The top half of the multitail output will show all the logs from the MME including periodic status reports about how many eNodeB clients are connected to this MME and whether your UE has connected. You can view the whole log in its own window by logging into the ``epc'' node and running: ``tail -f /var/log/oai/mme.log''


The bottom half of the multitail output shows the logs from the eNodeB. The radio traffic it sees and S1AP messages it sends are logged here. The whole log can be viewed in its own window by logging into the ``enb1'' node and running: ``tail -f /var/log/oai/enb.log''.


@section[#:tag "powder-tutorial-connecting"]{Connecting the UE}

Once the OAI services are running, it is time to get the UE to attach. The MME status message that prints periodically indicates how many devices are attached/connected in the far left column. In this screenshot, you can see that the UE has not yet attached because the numbers in the far left column are all '0' instead of '1'.


In some cases, if you wait the UE will eventually see the beacon and attach without any other action needed. But if that doesn't happen on its own, you will want to reboot the UE via ``adb''. To control and interact with the UE, we provide an ``adb-tgt'' node which has a proxied adb connection to the actual UE. Log into that node and run ``pnadb -a'' to connect the proxy. Once the proxy is connected, you can run commands directly on the node with the ``adb shell'' command.

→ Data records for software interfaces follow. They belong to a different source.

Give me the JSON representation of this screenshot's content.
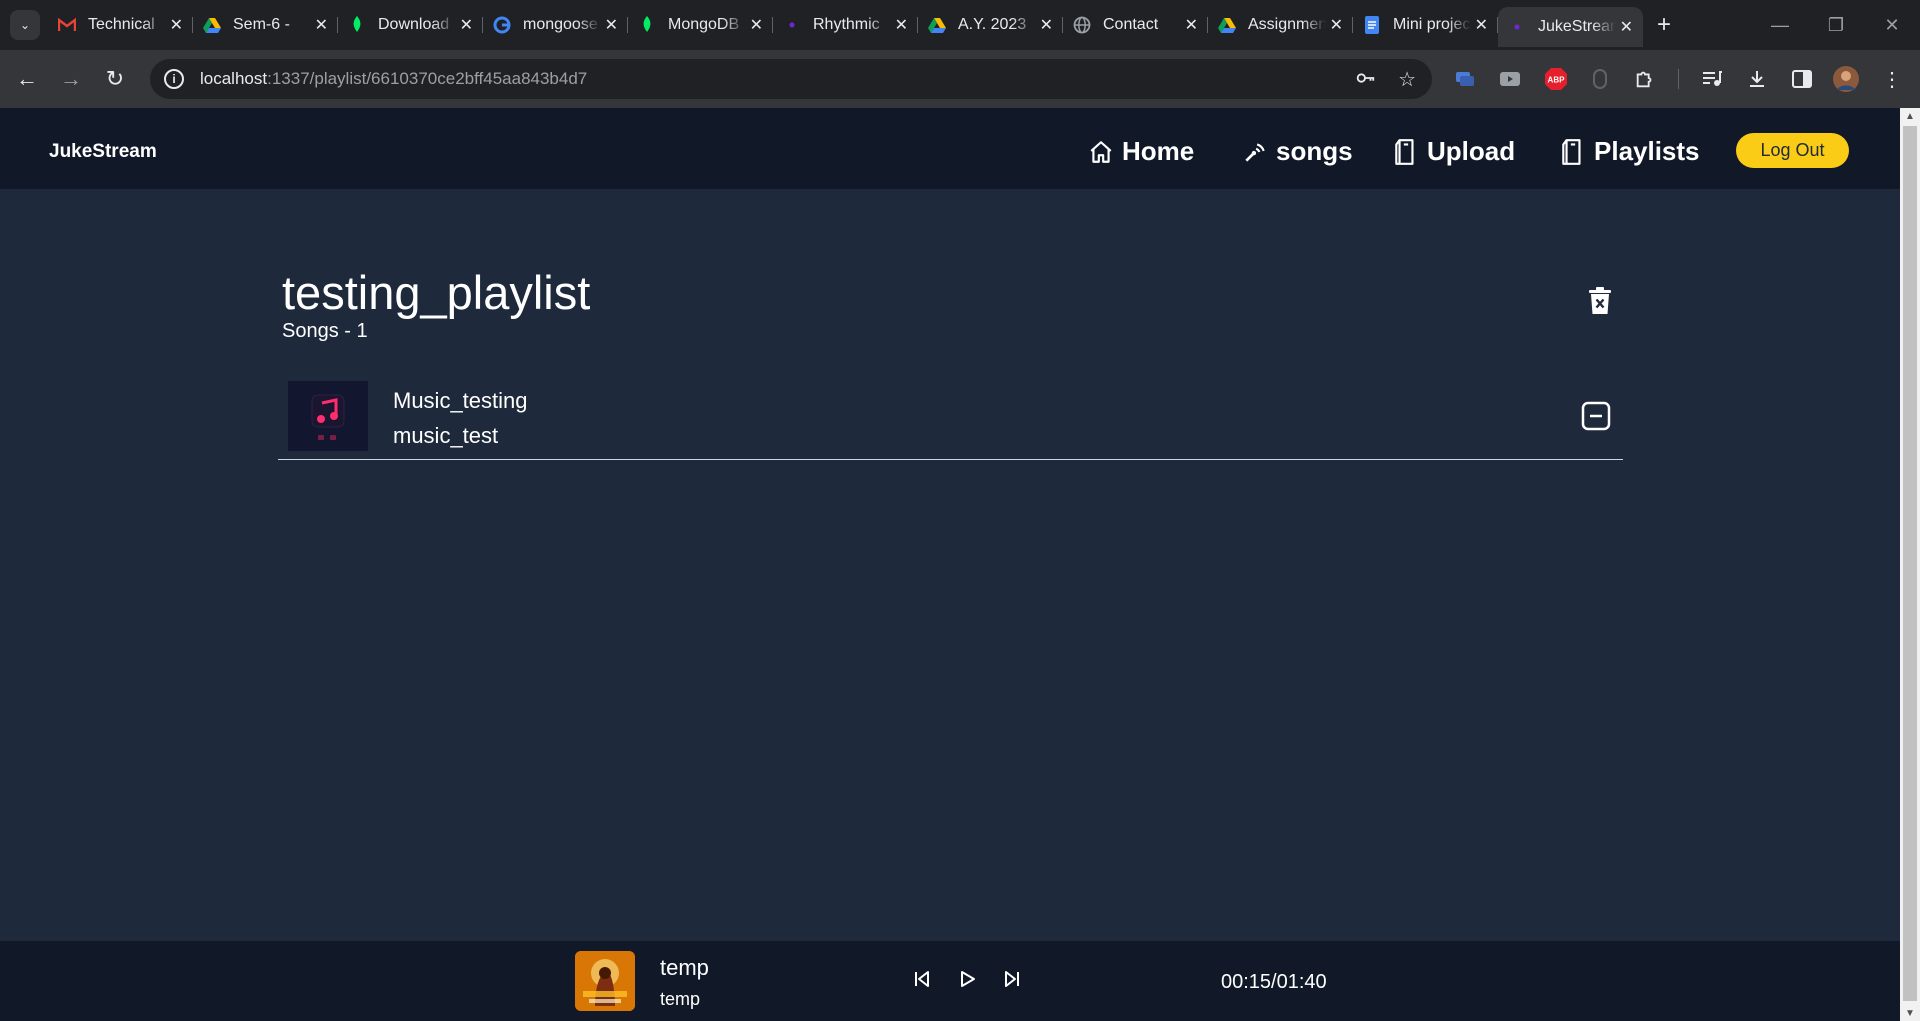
{
  "browser": {
    "tabs": [
      {
        "title": "Technical",
        "favicon": "gmail-icon",
        "color": "#ea4335",
        "active": false
      },
      {
        "title": "Sem-6 -",
        "favicon": "drive-icon",
        "color": "#fbbc04",
        "active": false
      },
      {
        "title": "Download",
        "favicon": "mongodb-leaf-icon",
        "color": "#00ed64",
        "active": false
      },
      {
        "title": "mongoose",
        "favicon": "google-icon",
        "color": "#4285f4",
        "active": false
      },
      {
        "title": "MongoDB",
        "favicon": "mongodb-leaf-icon",
        "color": "#00ed64",
        "active": false
      },
      {
        "title": "Rhythmic",
        "favicon": "dot-icon",
        "color": "#6d28d9",
        "active": false
      },
      {
        "title": "A.Y. 2023",
        "favicon": "drive-icon",
        "color": "#fbbc04",
        "active": false
      },
      {
        "title": "Contact",
        "favicon": "globe-icon",
        "color": "#9aa0a6",
        "active": false
      },
      {
        "title": "Assignment",
        "favicon": "drive-icon",
        "color": "#fbbc04",
        "active": false
      },
      {
        "title": "Mini project",
        "favicon": "docs-icon",
        "color": "#4285f4",
        "active": false
      },
      {
        "title": "JukeStream",
        "favicon": "dot-icon",
        "color": "#6d28d9",
        "active": true
      }
    ],
    "url_host": "localhost",
    "url_path": ":1337/playlist/6610370ce2bff45aa843b4d7",
    "extensions": [
      "screen-share-icon",
      "video-icon",
      "adblock-icon",
      "mouse-icon",
      "puzzle-icon",
      "media-icon",
      "download-icon",
      "sidepanel-icon",
      "avatar"
    ],
    "adblock_label": "ABP"
  },
  "app": {
    "brand": "JukeStream",
    "nav": {
      "home": "Home",
      "songs": "songs",
      "upload": "Upload",
      "playlists": "Playlists",
      "logout": "Log Out"
    }
  },
  "playlist": {
    "name": "testing_playlist",
    "count_label": "Songs - 1",
    "songs": [
      {
        "title": "Music_testing",
        "artist": "music_test"
      }
    ]
  },
  "player": {
    "title": "temp",
    "artist": "temp",
    "time": "00:15/01:40",
    "current_seconds": 15,
    "duration_seconds": 100
  },
  "colors": {
    "accent": "#facc15",
    "nav_bg": "#111827",
    "page_bg": "#1e293b"
  }
}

If your UE is not attached, you can use ``adb reboot'' to restart it. If everything else is working, it will usually attach within a minute of rebooting. It is important to realize that rebooting the UE severs the adb connection and it takes a few minutes for the proxy to begin accepting connections again. Just run ``pnadb -a'' again after a little while and it should re-connect for more ``adb'' commands.

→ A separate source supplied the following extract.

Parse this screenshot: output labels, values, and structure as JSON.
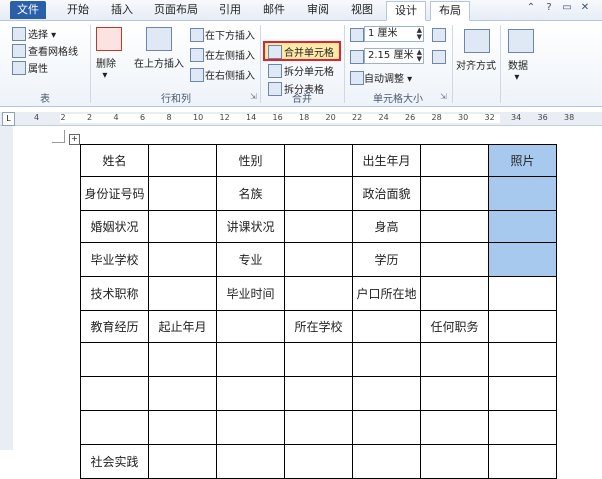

When attached to the OAI EPC, the UE will be able to ping the commodity Internet. Otherwise, it will yield 'network unreachable'.


@section[#:tag "powder-in-depth"]{In-Depth OAI Profile Documentation}

Now you have a complete LTE network running with an actual UE phone and real hardware. You can interact with the UE freely using ``adb'', modify the source for OAI and rebuild it, or even create your own version of the profile with your changes. We discuss how to do all of these things in the reference guide for this profile.

@link["https://gitlab.flux.utah.edu/powder-profiles/OAI-Real-Hardware/blob/master/README.md"]{OAI Real Hardware Reference Guide}

@section{Terminating the Experiment}

Resources that you hold in @(tb) are real, physical machines and are
therefore limited and in high demand. When you are done, you should release
them for use by other experimenters. Do this via the ``Terminate'' button on
the @(tb) experiment status page.


@bold{Note:} When you terminate an experiment, all data on the nodes is lost,
so make sure to copy off any data you may need before terminating.

If you were doing a real experiment, you might need to hold onto the nodes for
longer than the default expiration time. You would request more time by using
the ``Extend'' button the on the status page. You would need to provide a
written justification for holding onto your resources for a longer period of

@section{Taking Next Steps}

Now that you've got a feel for for what @(tb) can do, there are several
things you might try next:

    @item{@seclink["create-project"]{Create a new project} to continue working
    on @(tb) past this tutorial}
    @item{Try out some profiles other than OAI (use the ``Change
        Profile'' button on the ``Start Experiment'' page)}
    @item{Read more about the @seclink["basic-concepts"]{basic concepts} in
    @item{Try out different @seclink["hardware"]{hardware}}
    @item{Learn how to @seclink["creating-profiles"]{make your own profiles}}